These concerts, like the “rave” (dance demo) at Hauptwache in the downtown area Wednesday night, were banned outright. Konstantin Wecker told the press: “I feel quite upset about this monstrosity of banning all the events. Apparently it is really true that, when it comes to preserving the financial markets, all constitutional niceties can be dropped.”
Access roads into the financial district were closed off with barriers where armed police with helmets and shin guards were posted who prevented anyone passing through. Residents were only allowed to access their apartments only when they showed their identity cards.
Pedestrians and cyclists who were stopped on their way through the city and forced to turn back reacted with surprise and indignation. “What, is the whole city being cordoned off?” one angry cyclist called out. “It’s like a civil war.” Another man added, “It seems to me to be a police training exercise; they probably have a free hand for four days, and it’s even been sanctioned by the Supreme Court.”

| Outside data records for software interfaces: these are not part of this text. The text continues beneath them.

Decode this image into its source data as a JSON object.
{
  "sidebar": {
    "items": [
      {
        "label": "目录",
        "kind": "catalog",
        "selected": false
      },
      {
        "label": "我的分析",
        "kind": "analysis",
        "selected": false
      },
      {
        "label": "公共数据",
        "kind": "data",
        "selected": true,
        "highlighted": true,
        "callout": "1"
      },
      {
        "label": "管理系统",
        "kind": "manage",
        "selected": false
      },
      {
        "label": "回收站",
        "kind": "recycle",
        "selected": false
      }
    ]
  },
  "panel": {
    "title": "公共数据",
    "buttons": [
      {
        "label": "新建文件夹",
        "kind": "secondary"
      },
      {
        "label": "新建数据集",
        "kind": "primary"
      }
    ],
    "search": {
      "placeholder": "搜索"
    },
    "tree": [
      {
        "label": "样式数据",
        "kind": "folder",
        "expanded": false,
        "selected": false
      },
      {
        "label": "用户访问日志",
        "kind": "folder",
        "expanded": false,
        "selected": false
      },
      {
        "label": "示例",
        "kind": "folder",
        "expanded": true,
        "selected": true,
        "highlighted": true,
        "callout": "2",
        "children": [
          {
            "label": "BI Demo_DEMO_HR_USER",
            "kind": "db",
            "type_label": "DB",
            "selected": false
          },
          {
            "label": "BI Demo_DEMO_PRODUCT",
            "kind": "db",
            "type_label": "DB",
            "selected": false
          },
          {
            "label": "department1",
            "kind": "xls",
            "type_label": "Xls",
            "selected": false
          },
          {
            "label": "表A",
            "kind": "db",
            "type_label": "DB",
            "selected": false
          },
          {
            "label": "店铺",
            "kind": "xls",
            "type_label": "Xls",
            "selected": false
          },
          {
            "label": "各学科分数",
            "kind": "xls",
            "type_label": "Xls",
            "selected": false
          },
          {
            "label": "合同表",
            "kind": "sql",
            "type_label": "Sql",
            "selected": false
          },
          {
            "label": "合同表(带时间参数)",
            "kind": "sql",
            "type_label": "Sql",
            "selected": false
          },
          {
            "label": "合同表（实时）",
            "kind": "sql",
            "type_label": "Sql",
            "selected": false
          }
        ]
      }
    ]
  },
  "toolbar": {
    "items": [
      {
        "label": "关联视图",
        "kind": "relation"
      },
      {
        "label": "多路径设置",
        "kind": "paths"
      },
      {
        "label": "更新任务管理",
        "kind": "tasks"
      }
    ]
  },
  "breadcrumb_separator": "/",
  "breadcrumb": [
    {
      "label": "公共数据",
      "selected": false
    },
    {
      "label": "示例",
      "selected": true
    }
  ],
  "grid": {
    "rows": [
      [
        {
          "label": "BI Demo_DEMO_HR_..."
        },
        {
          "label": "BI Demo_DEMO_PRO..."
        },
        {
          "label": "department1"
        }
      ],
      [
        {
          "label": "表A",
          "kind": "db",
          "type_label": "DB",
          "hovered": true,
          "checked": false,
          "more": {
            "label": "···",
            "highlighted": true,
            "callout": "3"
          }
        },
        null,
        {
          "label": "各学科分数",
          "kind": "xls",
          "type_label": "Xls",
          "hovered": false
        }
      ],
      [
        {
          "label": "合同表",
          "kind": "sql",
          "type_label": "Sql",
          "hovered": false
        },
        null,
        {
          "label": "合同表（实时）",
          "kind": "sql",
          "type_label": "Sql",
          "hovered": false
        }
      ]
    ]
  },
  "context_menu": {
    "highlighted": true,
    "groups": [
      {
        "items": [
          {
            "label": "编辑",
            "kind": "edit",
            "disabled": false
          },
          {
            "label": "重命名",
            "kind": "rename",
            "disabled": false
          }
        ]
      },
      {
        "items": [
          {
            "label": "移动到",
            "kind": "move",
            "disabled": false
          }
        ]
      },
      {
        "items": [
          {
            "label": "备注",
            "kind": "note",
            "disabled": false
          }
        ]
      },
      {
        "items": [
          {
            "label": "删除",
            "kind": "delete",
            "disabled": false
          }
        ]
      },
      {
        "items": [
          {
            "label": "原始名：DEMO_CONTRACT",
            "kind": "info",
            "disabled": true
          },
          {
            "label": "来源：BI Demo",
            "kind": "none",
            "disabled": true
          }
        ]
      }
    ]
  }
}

A woman became increasingly angry and began to berate the police: “Shame on you! Why are you doing this! Anyone who isn’t already angry will be so now.” After some reflection, she added, “And they point their finger at Syria, Iran and Africa. But it is no different here at home, as you can see.”
On Friday, the behaviour of the police became more aggressive, and they were deployed in many parts of the city. Small and large groups of protesters who tried to exercise their right to free speech were surrounded by police and held for hours; many of them were arrested.
By Friday afternoon, according to official figures, about 400 demonstrators had been arrested and transported to detention centres as far away as Wiesbaden and Giessen.
Early in the morning, before the union headquarters in Frankfurt, several protesters were violently thrown to the ground by police, then made to stand against the wall and searched before being taken away.
Around noon, some 200 demonstrators blockaded a central square in the city and held a rally under the slogan, “Bank robbery rather than land grabbing”. Speakers condemned speculation in food commodities, such as by Deutsche Bank and the Allianz insurance company, who make profits from this trade, plunging the poor into famine in many countries around the world. One banner read: “Deutsche Bank makes you hungry.”
Although this demonstration was completely peaceful, like all the others, the participants were surrounded by police for hours.
The ever-present police units deployed in endless columns of vehicles and implemented widespread street closures and checkpoints, especially in the inner city, making progress extremely difficult.
Even the Frankfurt Messe (trade fair site) was severely affected. Since the police had set up their headquarters at the Frankfurt Messe, all trucks and vans delivering materials were thoroughly searched, especially if they were driven by young workers who looked in any way similar to the many protesters. This hindered preparations for the next trade fair.
Any unbiased observer would have to come to the conclusion that this massive assault on democratic rights was not to prevent violence but to suppress any protest against the financial oligarchy and the EU’s austerity policies throughout Europe.